Friday, January 25, 2008

CyberCrime Film

Just back from SANS Security in New Orleans, I jumped at the opportunity to hop on down to Tribeca for the premiere of a documentary, The New Face Of CyberCrime.

Being a skeptical New Yorker, I couldn't help but wonder if what we were about to view would be an infomercial for Fortify Software, the sponsors of the documentary, however, I was actually impressed with the short. They included a snapshot into the brilliant Marcus Ranum, and a very personal one-on-one with Myron Ullman, CEO of JC Penny, whom I thought was extremely eloquent. He offered-up a highly evolved approach to intrusion and penetration, one that I (having a martial arts background) sometimes refer to as, the Xing Yi approach. Plain and simple, it's the understanding that the minute you think your network is impenetrable, is the second you'll be hacked, a lot like the acknowledgement that even though one may be an accomplished martial artist, a bullet is a bullet. In my opinion, Ullman depicted the arbiter of a well done film, that someone so high profile was willing to be that candid, and that honest, admitting that they simply "don't want to be that headline."

Afterward, the filmmaker and some of those interviewed in the film were present and taking select questions from the audience. One of the panelists, a journalist, spoke volumes when he pointed out that the TJX incident would have had a lot less negative publicity, if the higher-ups had been more apologetic and more empathetic to their customers. Instead, they kept insisting on finger pointing. Great example, is the opposite happened when Bank Of America was breached and went out of their way to apologize publicly, promising their customers they would not be held liable, and in many ways raising the bar and setting the standard that others in that situation now follow.
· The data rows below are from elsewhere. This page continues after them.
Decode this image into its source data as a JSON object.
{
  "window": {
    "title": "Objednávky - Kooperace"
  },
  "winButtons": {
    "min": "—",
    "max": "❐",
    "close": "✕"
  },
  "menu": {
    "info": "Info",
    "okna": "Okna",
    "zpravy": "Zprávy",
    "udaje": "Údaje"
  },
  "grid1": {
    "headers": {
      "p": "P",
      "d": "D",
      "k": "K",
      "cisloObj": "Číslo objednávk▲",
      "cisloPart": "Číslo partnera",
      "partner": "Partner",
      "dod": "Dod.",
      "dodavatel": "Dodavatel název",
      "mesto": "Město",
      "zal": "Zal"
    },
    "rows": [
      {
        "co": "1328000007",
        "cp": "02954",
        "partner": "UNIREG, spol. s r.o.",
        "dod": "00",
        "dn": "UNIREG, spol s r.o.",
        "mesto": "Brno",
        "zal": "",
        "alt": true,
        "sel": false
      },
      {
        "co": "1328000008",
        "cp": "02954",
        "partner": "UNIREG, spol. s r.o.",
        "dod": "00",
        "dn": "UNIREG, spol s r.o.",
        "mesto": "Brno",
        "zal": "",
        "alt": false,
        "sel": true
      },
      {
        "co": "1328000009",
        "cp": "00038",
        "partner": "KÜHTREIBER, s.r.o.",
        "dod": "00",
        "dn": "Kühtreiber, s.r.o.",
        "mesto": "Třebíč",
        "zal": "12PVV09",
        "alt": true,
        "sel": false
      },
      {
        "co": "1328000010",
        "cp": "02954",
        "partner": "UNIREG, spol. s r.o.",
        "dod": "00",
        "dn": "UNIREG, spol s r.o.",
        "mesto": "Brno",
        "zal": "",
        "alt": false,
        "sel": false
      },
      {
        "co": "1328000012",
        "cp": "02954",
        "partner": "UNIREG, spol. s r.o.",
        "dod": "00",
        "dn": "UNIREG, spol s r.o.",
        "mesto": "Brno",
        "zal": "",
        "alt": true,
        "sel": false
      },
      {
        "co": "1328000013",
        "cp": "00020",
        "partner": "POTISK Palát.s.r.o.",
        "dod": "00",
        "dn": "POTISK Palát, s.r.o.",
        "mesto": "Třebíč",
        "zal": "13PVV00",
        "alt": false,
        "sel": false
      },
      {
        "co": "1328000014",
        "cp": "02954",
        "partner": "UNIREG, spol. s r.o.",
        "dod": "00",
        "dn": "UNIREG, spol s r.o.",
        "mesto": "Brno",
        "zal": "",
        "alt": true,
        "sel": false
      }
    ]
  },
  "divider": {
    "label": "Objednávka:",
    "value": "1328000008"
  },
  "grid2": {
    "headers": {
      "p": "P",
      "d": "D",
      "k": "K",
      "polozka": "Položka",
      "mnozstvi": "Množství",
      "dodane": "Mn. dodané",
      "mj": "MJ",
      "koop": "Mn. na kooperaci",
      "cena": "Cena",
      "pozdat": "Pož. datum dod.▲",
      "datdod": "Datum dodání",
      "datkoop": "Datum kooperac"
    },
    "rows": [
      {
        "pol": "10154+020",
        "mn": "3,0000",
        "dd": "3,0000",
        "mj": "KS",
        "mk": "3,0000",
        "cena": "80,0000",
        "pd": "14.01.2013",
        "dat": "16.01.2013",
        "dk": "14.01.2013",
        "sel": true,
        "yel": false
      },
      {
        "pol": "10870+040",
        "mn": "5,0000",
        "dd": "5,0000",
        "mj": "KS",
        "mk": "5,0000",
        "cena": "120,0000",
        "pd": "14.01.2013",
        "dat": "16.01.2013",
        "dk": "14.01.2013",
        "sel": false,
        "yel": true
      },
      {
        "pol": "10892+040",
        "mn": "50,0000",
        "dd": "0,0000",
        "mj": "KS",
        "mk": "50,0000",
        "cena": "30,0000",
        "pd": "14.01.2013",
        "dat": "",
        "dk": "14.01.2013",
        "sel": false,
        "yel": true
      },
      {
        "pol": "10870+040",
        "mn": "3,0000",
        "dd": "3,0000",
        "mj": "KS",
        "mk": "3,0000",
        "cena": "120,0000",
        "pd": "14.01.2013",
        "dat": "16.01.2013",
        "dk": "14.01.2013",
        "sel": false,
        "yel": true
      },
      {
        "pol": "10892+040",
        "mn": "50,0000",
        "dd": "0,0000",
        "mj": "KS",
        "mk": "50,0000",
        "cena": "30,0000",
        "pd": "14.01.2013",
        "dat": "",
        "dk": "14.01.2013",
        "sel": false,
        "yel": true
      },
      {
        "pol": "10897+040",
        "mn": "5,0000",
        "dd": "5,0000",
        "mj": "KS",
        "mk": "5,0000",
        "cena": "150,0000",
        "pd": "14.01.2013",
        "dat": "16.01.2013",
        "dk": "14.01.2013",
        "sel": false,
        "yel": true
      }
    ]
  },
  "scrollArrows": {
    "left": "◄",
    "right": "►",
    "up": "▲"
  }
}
The food and drinks after the film ROCKED, and my friend Bill, Chair of and I decided to end the evening by grabbing his new XO (One Laptop Per Child) notebook and head over to Starbucks to configure it for its one-year free wifi with T-Mobile. What we couldn't seem to figure out was the meaning behind the color schema for the different networks that appear as dots on the screen. I was guessing that blue denoted a Linksys router and perhaps silver was Netgear, but I later discovered that the color of the circle is based upon the name of the access point. What still isn't clear to me, is what about the name defines the color that your circle will be. If you know, please comment here!

Thursday, January 24, 2008

SANS Security New Orleans

Photo Credit: Kathy Northcutt/SANS Institute (2008)

Here's our facilitator team from my most recent SANS Digital Security bootcamp in New Orleans.

SANS Institute is to information security what Top Gun is to the Air Force. SANS travels all over the world, setting up bootcamp training in computer crime forensics, perimeter protection and wireless security, to name a few. Their instructors are hands down, the best of the best, the elite.

I have had the privilege of being a SANS facilitator, assisting the instructors at now three SANS bootcamps (Orlando, San Diego and New Orleans). My goal is to work at least 2 SANS events each year.

I was especially glad that I could attend the SANS bootcamp in The Big Easy. New Orleans has seen anything but easy these past couple of years, and it was great to contribute in some small way to the recovery of their economy. In addition to pumping hotel, airfare and meals into the local market, I managed to pull a few cranks on some penny slots and still have enough leftover for these lovely alligator oven mitts (above photo). Last time I was in New Orleans (2000?), I went on a guided swamp tour to see real gators in their natural habitat. One of my few regrets in life is that I didn't save the cloth alligator cap that I bought as a souvenir from that trip, but no time to go 'gatoring this go-round, this visit was 99% business! (If you're wondering where the other 1% went, you can go to my other blog,, guess you had to be there...)

Unfortunately the photos I took were from one of those instant cameras and either the one I purchased had gone through the flood, or the developer did something wrong, but the pictures came out extremely grainy and pixilated. Guess I'll just have to go back!

Ah, I see another SANS in your future!